Source data:
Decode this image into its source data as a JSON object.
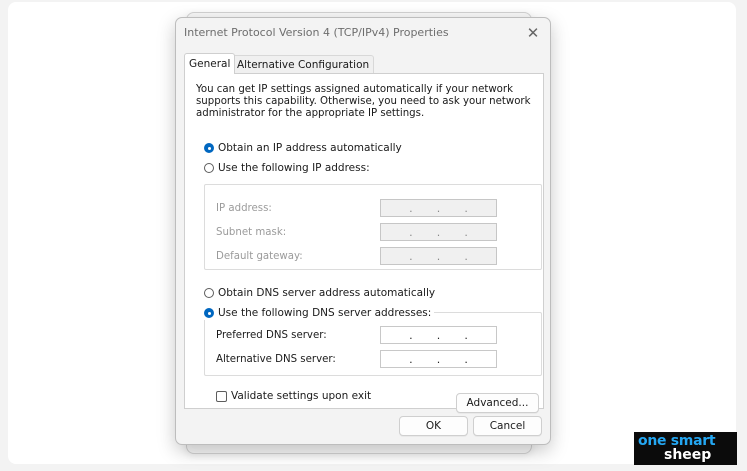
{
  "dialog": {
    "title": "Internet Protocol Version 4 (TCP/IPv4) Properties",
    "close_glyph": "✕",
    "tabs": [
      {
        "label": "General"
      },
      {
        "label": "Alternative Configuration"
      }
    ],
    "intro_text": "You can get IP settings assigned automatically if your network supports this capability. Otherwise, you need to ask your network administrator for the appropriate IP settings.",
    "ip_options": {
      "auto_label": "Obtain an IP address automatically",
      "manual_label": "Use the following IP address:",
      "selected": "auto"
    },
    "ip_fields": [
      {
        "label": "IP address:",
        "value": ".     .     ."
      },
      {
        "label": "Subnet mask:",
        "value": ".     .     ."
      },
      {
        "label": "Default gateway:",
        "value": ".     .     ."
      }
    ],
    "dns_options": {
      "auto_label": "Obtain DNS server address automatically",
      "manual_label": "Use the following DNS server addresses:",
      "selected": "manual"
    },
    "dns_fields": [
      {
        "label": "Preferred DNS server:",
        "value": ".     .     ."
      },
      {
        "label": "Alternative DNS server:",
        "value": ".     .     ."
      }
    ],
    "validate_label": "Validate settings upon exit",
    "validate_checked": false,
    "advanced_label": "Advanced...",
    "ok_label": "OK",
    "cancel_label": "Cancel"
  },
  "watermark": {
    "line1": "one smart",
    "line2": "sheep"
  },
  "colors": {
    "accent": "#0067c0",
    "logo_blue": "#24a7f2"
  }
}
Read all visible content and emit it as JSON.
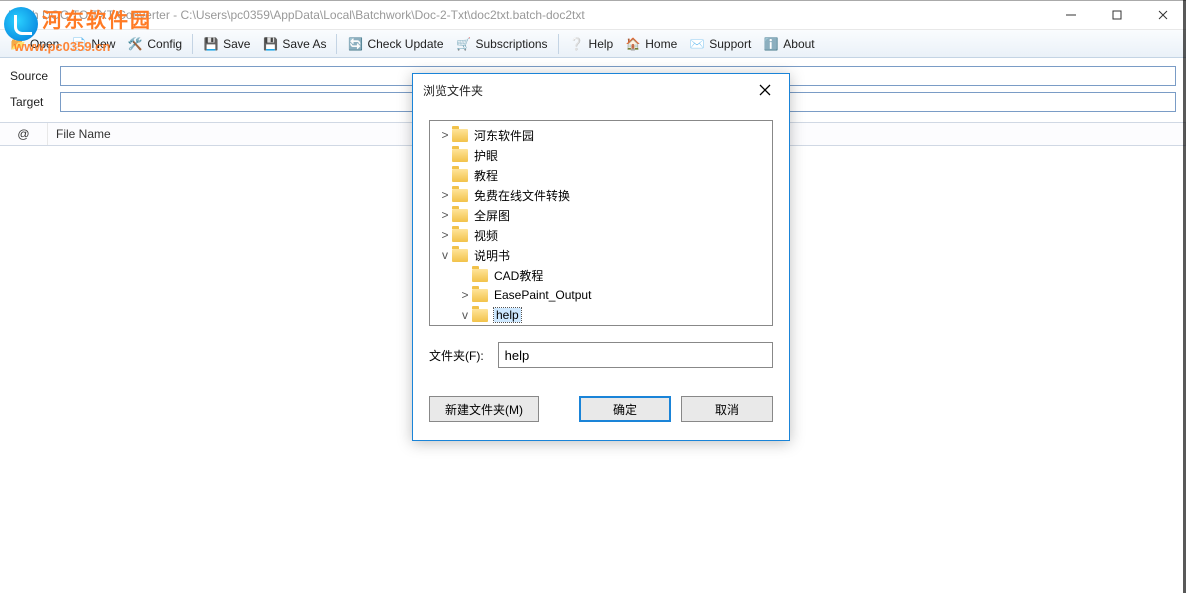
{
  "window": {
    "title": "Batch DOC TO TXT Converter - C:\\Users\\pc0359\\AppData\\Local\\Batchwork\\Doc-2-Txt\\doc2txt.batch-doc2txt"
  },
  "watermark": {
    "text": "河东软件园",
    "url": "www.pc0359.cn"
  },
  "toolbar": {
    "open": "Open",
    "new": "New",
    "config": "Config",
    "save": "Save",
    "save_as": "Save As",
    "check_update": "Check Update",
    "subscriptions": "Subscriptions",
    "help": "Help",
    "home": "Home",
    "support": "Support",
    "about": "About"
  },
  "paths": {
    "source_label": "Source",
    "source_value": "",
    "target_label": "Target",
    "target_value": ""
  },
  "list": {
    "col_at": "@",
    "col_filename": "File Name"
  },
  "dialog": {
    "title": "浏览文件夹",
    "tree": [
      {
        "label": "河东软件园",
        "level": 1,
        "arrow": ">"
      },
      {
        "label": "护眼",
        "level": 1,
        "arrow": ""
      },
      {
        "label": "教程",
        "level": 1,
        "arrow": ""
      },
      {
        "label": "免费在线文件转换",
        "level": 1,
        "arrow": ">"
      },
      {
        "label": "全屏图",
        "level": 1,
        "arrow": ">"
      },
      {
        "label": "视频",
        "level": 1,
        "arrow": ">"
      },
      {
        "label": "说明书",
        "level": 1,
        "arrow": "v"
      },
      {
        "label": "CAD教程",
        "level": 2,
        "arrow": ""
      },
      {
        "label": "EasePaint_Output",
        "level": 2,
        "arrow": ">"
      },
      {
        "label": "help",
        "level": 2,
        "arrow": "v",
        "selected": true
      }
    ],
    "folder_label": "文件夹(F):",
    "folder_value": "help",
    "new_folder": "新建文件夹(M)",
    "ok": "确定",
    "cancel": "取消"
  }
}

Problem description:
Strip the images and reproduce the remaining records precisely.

Answer space:
Decode this image into its source data as a JSON object.
{
  "dialog": {
    "title": "Internet Protocol Version 4 (TCP/IPv4) Properties",
    "close_glyph": "✕",
    "tabs": [
      {
        "label": "General"
      },
      {
        "label": "Alternative Configuration"
      }
    ],
    "intro_text": "You can get IP settings assigned automatically if your network supports this capability. Otherwise, you need to ask your network administrator for the appropriate IP settings.",
    "ip_options": {
      "auto_label": "Obtain an IP address automatically",
      "manual_label": "Use the following IP address:",
      "selected": "auto"
    },
    "ip_fields": [
      {
        "label": "IP address:",
        "value": ".     .     ."
      },
      {
        "label": "Subnet mask:",
        "value": ".     .     ."
      },
      {
        "label": "Default gateway:",
        "value": ".     .     ."
      }
    ],
    "dns_options": {
      "auto_label": "Obtain DNS server address automatically",
      "manual_label": "Use the following DNS server addresses:",
      "selected": "manual"
    },
    "dns_fields": [
      {
        "label": "Preferred DNS server:",
        "value": ".     .     ."
      },
      {
        "label": "Alternative DNS server:",
        "value": ".     .     ."
      }
    ],
    "validate_label": "Validate settings upon exit",
    "validate_checked": false,
    "advanced_label": "Advanced...",
    "ok_label": "OK",
    "cancel_label": "Cancel"
  },
  "watermark": {
    "line1": "one smart",
    "line2": "sheep"
  },
  "colors": {
    "accent": "#0067c0",
    "logo_blue": "#24a7f2"
  }
}
Read all visible content and emit it as JSON.
{
  "window": {
    "title": "Batch DOC TO TXT Converter - C:\\Users\\pc0359\\AppData\\Local\\Batchwork\\Doc-2-Txt\\doc2txt.batch-doc2txt"
  },
  "watermark": {
    "text": "河东软件园",
    "url": "www.pc0359.cn"
  },
  "toolbar": {
    "open": "Open",
    "new": "New",
    "config": "Config",
    "save": "Save",
    "save_as": "Save As",
    "check_update": "Check Update",
    "subscriptions": "Subscriptions",
    "help": "Help",
    "home": "Home",
    "support": "Support",
    "about": "About"
  },
  "paths": {
    "source_label": "Source",
    "source_value": "",
    "target_label": "Target",
    "target_value": ""
  },
  "list": {
    "col_at": "@",
    "col_filename": "File Name"
  },
  "dialog": {
    "title": "浏览文件夹",
    "tree": [
      {
        "label": "河东软件园",
        "level": 1,
        "arrow": ">"
      },
      {
        "label": "护眼",
        "level": 1,
        "arrow": ""
      },
      {
        "label": "教程",
        "level": 1,
        "arrow": ""
      },
      {
        "label": "免费在线文件转换",
        "level": 1,
        "arrow": ">"
      },
      {
        "label": "全屏图",
        "level": 1,
        "arrow": ">"
      },
      {
        "label": "视频",
        "level": 1,
        "arrow": ">"
      },
      {
        "label": "说明书",
        "level": 1,
        "arrow": "v"
      },
      {
        "label": "CAD教程",
        "level": 2,
        "arrow": ""
      },
      {
        "label": "EasePaint_Output",
        "level": 2,
        "arrow": ">"
      },
      {
        "label": "help",
        "level": 2,
        "arrow": "v",
        "selected": true
      }
    ],
    "folder_label": "文件夹(F):",
    "folder_value": "help",
    "new_folder": "新建文件夹(M)",
    "ok": "确定",
    "cancel": "取消"
  }
}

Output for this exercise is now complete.